* _Task objective_
The records sit below. Return every line in them that holds the word "Clip".

*** Entries shown ***

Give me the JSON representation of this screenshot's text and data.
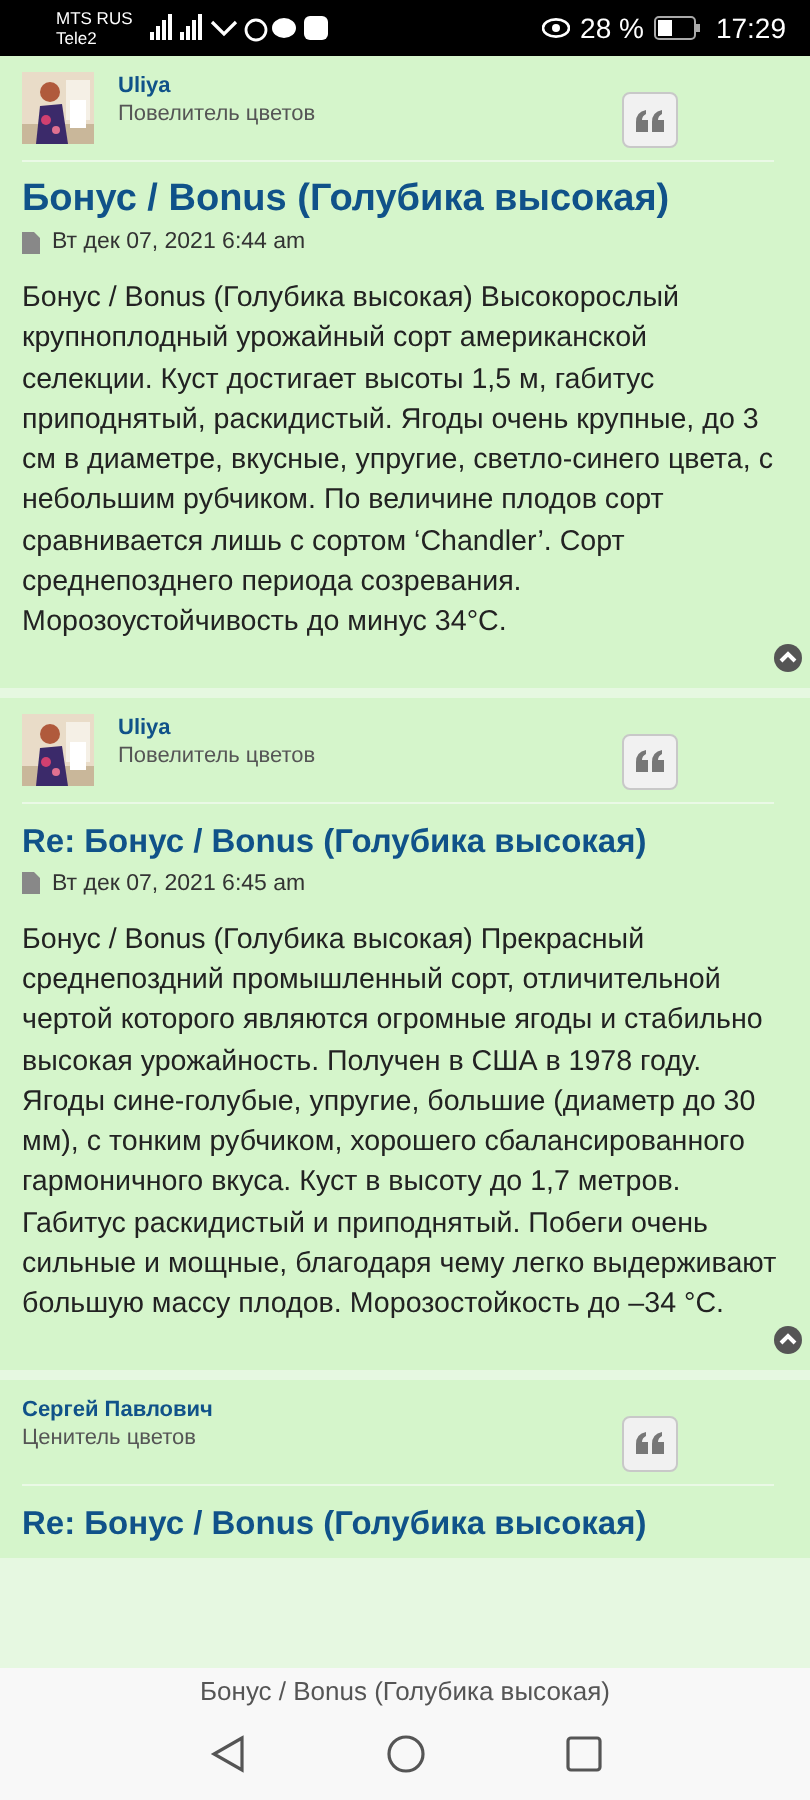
{
  "status_bar": {
    "carrier_1": "MTS RUS",
    "carrier_2": "Tele2",
    "battery_percent": "28 %",
    "time": "17:29"
  },
  "posts": [
    {
      "author": "Uliya",
      "rank": "Повелитель цветов",
      "has_avatar": true,
      "title": "Бонус / Bonus (Голубика высокая)",
      "title_large": true,
      "date": "Вт дек 07, 2021 6:44 am",
      "body": "Бонус / Bonus (Голубика высокая) Высокорослый крупноплодный урожайный сорт американской селекции. Куст достигает высоты 1,5 м, габитус приподнятый, раскидистый. Ягоды очень крупные, до 3 см в диаметре, вкусные, упругие, светло-синего цвета, с небольшим рубчиком. По величине плодов сорт сравнивается лишь с сортом ‘Chandler’. Сорт среднепозднего периода созревания. Морозоустойчивость до минус 34°С."
    },
    {
      "author": "Uliya",
      "rank": "Повелитель цветов",
      "has_avatar": true,
      "title": "Re: Бонус / Bonus (Голубика высокая)",
      "title_large": false,
      "date": "Вт дек 07, 2021 6:45 am",
      "body": "Бонус / Bonus (Голубика высокая) Прекрасный среднепоздний промышленный сорт, отличительной чертой которого являются огромные ягоды и стабильно высокая урожайность. Получен в США в 1978 году. Ягоды сине-голубые, упругие, большие (диаметр до 30 мм), с тонким рубчиком, хорошего сбалансированного гармоничного вкуса. Куст в высоту до 1,7 метров. Габитус раскидистый и приподнятый. Побеги очень сильные и мощные, благодаря чему легко выдерживают большую массу плодов. Морозостойкость до –34 °С."
    },
    {
      "author": "Сергей Павлович",
      "rank": "Ценитель цветов",
      "has_avatar": false,
      "title": "Re: Бонус / Bonus (Голубика высокая)",
      "title_large": false
    }
  ],
  "page_title": "Бонус / Bonus (Голубика высокая)"
}
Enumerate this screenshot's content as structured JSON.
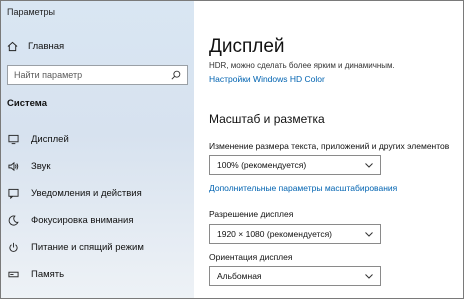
{
  "window": {
    "title": "Параметры"
  },
  "sidebar": {
    "home_label": "Главная",
    "search_placeholder": "Найти параметр",
    "section_title": "Система",
    "items": [
      {
        "label": "Дисплей",
        "icon": "monitor-icon"
      },
      {
        "label": "Звук",
        "icon": "speaker-icon"
      },
      {
        "label": "Уведомления и действия",
        "icon": "notification-icon"
      },
      {
        "label": "Фокусировка внимания",
        "icon": "moon-icon"
      },
      {
        "label": "Питание и спящий режим",
        "icon": "power-icon"
      },
      {
        "label": "Память",
        "icon": "storage-icon"
      }
    ]
  },
  "main": {
    "title": "Дисплей",
    "hdr_text": "HDR, можно сделать более ярким и динамичным.",
    "hdr_link": "Настройки Windows HD Color",
    "scale_heading": "Масштаб и разметка",
    "scale_label": "Изменение размера текста, приложений и других элементов",
    "scale_value": "100% (рекомендуется)",
    "scale_advanced_link": "Дополнительные параметры масштабирования",
    "resolution_label": "Разрешение дисплея",
    "resolution_value": "1920 × 1080 (рекомендуется)",
    "orientation_label": "Ориентация дисплея",
    "orientation_value": "Альбомная"
  },
  "colors": {
    "accent_link": "#0063b1",
    "sidebar_bg": "#d9e6f3"
  }
}
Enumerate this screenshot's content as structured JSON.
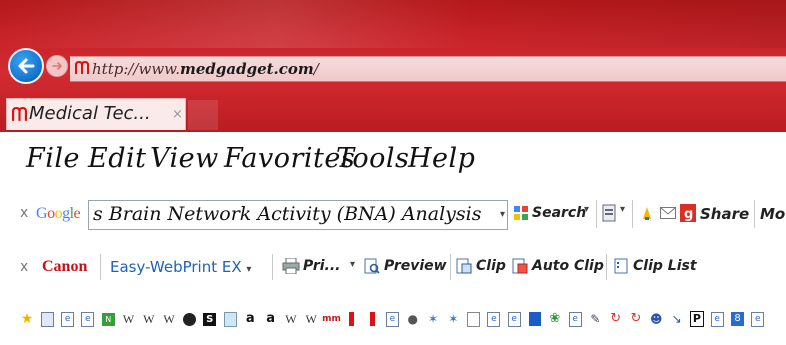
{
  "browser": {
    "address": {
      "prefix": "http://www.",
      "domain": "medgadget.com",
      "suffix": "/"
    },
    "tab": {
      "title": "Medical Tec...",
      "close": "×"
    }
  },
  "menu": [
    "File",
    "Edit",
    "View",
    "Favorites",
    "Tools",
    "Help"
  ],
  "google_toolbar": {
    "close": "x",
    "logo": "Google",
    "search_value": "s Brain Network Activity (BNA) Analysis",
    "search_button": "Search",
    "share_button": "Share",
    "more_button": "Mo"
  },
  "canon_toolbar": {
    "close": "x",
    "logo": "Canon",
    "product": "Easy-WebPrint EX",
    "print_button": "Pri...",
    "preview_button": "Preview",
    "clip_button": "Clip",
    "auto_clip_button": "Auto Clip",
    "clip_list_button": "Clip List"
  },
  "favorites_bar": {
    "items": [
      "star",
      "page",
      "ie",
      "ie",
      "ms",
      "w",
      "w",
      "w",
      "dark",
      "s",
      "doc",
      "amazon",
      "amazon",
      "w",
      "w",
      "mm",
      "bars",
      "bars",
      "ie",
      "apple",
      "bio",
      "bio",
      "book",
      "ie",
      "ie",
      "bookmark",
      "leaf",
      "ie",
      "pen",
      "redo",
      "redo",
      "people",
      "arrow",
      "p",
      "ie",
      "8",
      "ie"
    ]
  },
  "colors": {
    "accent": "#c8242a",
    "google_blue": "#4285f4",
    "canon_red": "#c8101a",
    "ewp_blue": "#1d63b8"
  }
}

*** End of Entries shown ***

* _Solution to the problem_
    "clip_button": "Clip",
    "auto_clip_button": "Auto Clip",
    "clip_list_button": "Clip List"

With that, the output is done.